WORK TO BE COMPLETED: Only an exact copy of the entries, stripped of pictures, will serve as the answer.

ENTRIES SUPPLIED:
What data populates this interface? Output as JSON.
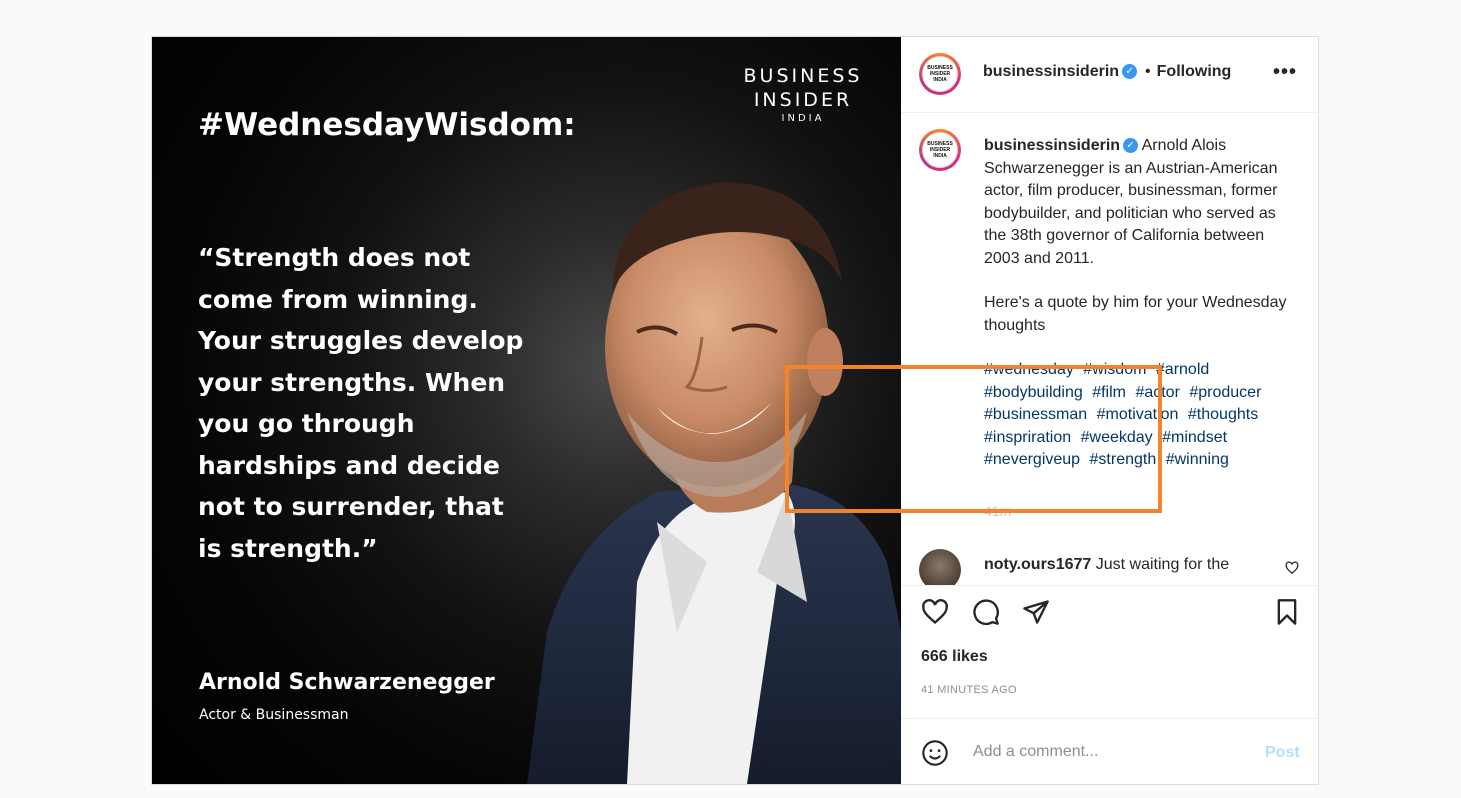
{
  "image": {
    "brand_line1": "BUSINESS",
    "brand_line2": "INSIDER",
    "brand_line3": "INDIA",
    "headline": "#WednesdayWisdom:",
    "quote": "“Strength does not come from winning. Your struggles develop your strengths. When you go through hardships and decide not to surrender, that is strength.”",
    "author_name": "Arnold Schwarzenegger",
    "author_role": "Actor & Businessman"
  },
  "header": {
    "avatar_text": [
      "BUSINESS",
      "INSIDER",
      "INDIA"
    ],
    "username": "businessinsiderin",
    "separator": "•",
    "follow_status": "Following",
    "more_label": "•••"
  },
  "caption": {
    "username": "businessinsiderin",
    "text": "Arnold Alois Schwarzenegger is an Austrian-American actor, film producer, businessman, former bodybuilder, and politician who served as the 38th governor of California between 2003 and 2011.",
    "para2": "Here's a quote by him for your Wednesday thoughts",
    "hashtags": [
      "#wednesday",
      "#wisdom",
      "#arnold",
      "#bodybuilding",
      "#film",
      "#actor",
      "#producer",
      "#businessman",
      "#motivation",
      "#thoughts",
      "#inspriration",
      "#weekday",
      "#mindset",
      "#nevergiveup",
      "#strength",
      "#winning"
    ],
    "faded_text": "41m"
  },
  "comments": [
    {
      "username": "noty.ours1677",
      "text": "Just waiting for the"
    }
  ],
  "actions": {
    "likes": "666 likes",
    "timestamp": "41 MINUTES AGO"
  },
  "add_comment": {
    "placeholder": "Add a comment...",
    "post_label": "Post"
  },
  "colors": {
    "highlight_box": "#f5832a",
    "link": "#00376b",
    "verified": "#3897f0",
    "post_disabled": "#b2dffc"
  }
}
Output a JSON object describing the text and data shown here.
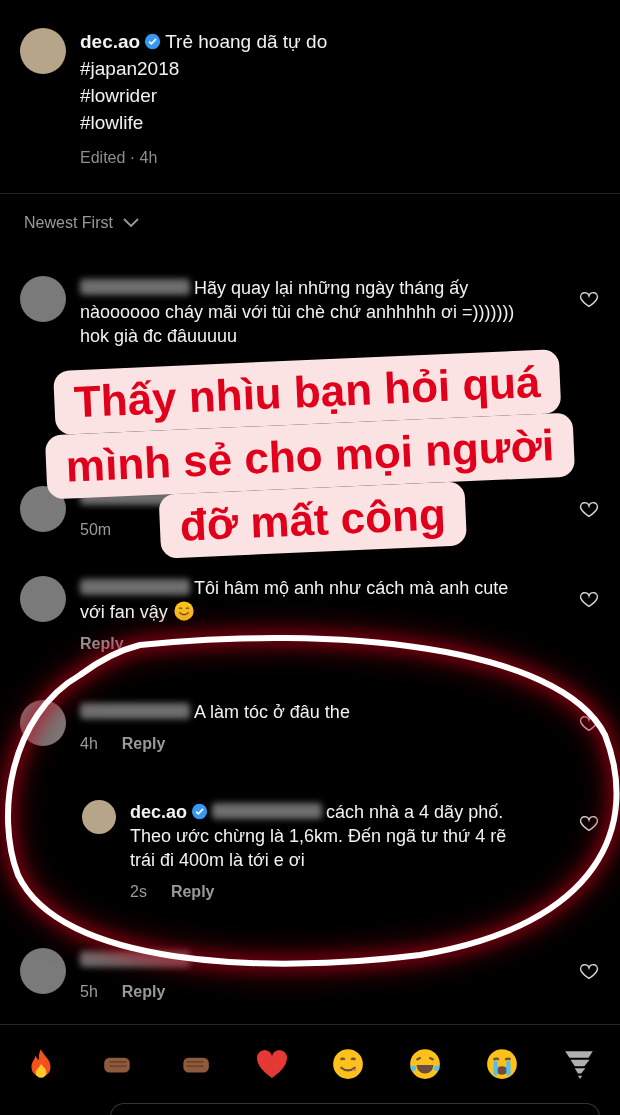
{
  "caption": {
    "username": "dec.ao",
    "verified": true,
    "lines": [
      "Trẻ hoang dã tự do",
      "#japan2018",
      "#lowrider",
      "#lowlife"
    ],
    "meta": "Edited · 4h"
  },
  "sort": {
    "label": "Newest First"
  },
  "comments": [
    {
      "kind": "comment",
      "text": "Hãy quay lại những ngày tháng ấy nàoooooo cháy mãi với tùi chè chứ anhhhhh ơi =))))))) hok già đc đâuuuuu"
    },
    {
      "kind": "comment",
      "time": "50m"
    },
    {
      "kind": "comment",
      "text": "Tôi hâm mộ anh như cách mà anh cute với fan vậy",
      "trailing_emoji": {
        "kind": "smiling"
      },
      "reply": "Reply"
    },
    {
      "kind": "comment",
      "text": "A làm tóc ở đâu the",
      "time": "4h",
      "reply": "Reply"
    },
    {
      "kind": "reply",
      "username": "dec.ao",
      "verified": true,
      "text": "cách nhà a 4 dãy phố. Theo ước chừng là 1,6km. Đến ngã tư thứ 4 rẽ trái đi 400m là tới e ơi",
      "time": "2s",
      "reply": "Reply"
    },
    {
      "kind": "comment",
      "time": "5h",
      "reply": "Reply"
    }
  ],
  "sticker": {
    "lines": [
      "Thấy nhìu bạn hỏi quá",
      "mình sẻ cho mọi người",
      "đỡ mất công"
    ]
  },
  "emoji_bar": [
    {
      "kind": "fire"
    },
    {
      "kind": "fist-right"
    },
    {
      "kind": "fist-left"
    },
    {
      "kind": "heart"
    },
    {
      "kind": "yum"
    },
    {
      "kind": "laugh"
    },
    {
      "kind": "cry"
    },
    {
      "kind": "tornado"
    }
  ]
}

RESULT OF THIS EXERCISE:
What data populates this interface? Output as JSON.
{
  "image": {
    "brand_line1": "BUSINESS",
    "brand_line2": "INSIDER",
    "brand_line3": "INDIA",
    "headline": "#WednesdayWisdom:",
    "quote": "“Strength does not come from winning. Your struggles develop your strengths. When you go through hardships and decide not to surrender, that is strength.”",
    "author_name": "Arnold Schwarzenegger",
    "author_role": "Actor & Businessman"
  },
  "header": {
    "avatar_text": [
      "BUSINESS",
      "INSIDER",
      "INDIA"
    ],
    "username": "businessinsiderin",
    "separator": "•",
    "follow_status": "Following",
    "more_label": "•••"
  },
  "caption": {
    "username": "businessinsiderin",
    "text": "Arnold Alois Schwarzenegger is an Austrian-American actor, film producer, businessman, former bodybuilder, and politician who served as the 38th governor of California between 2003 and 2011.",
    "para2": "Here's a quote by him for your Wednesday thoughts",
    "hashtags": [
      "#wednesday",
      "#wisdom",
      "#arnold",
      "#bodybuilding",
      "#film",
      "#actor",
      "#producer",
      "#businessman",
      "#motivation",
      "#thoughts",
      "#inspriration",
      "#weekday",
      "#mindset",
      "#nevergiveup",
      "#strength",
      "#winning"
    ],
    "faded_text": "41m"
  },
  "comments": [
    {
      "username": "noty.ours1677",
      "text": "Just waiting for the"
    }
  ],
  "actions": {
    "likes": "666 likes",
    "timestamp": "41 MINUTES AGO"
  },
  "add_comment": {
    "placeholder": "Add a comment...",
    "post_label": "Post"
  },
  "colors": {
    "highlight_box": "#f5832a",
    "link": "#00376b",
    "verified": "#3897f0",
    "post_disabled": "#b2dffc"
  }
}
Output a JSON object describing the text and data shown here.
{
  "caption": {
    "username": "dec.ao",
    "verified": true,
    "lines": [
      "Trẻ hoang dã tự do",
      "#japan2018",
      "#lowrider",
      "#lowlife"
    ],
    "meta": "Edited · 4h"
  },
  "sort": {
    "label": "Newest First"
  },
  "comments": [
    {
      "kind": "comment",
      "text": "Hãy quay lại những ngày tháng ấy nàoooooo cháy mãi với tùi chè chứ anhhhhh ơi =))))))) hok già đc đâuuuuu"
    },
    {
      "kind": "comment",
      "time": "50m"
    },
    {
      "kind": "comment",
      "text": "Tôi hâm mộ anh như cách mà anh cute với fan vậy",
      "trailing_emoji": {
        "kind": "smiling"
      },
      "reply": "Reply"
    },
    {
      "kind": "comment",
      "text": "A làm tóc ở đâu the",
      "time": "4h",
      "reply": "Reply"
    },
    {
      "kind": "reply",
      "username": "dec.ao",
      "verified": true,
      "text": "cách nhà a 4 dãy phố. Theo ước chừng là 1,6km. Đến ngã tư thứ 4 rẽ trái đi 400m là tới e ơi",
      "time": "2s",
      "reply": "Reply"
    },
    {
      "kind": "comment",
      "time": "5h",
      "reply": "Reply"
    }
  ],
  "sticker": {
    "lines": [
      "Thấy nhìu bạn hỏi quá",
      "mình sẻ cho mọi người",
      "đỡ mất công"
    ]
  },
  "emoji_bar": [
    {
      "kind": "fire"
    },
    {
      "kind": "fist-right"
    },
    {
      "kind": "fist-left"
    },
    {
      "kind": "heart"
    },
    {
      "kind": "yum"
    },
    {
      "kind": "laugh"
    },
    {
      "kind": "cry"
    },
    {
      "kind": "tornado"
    }
  ]
}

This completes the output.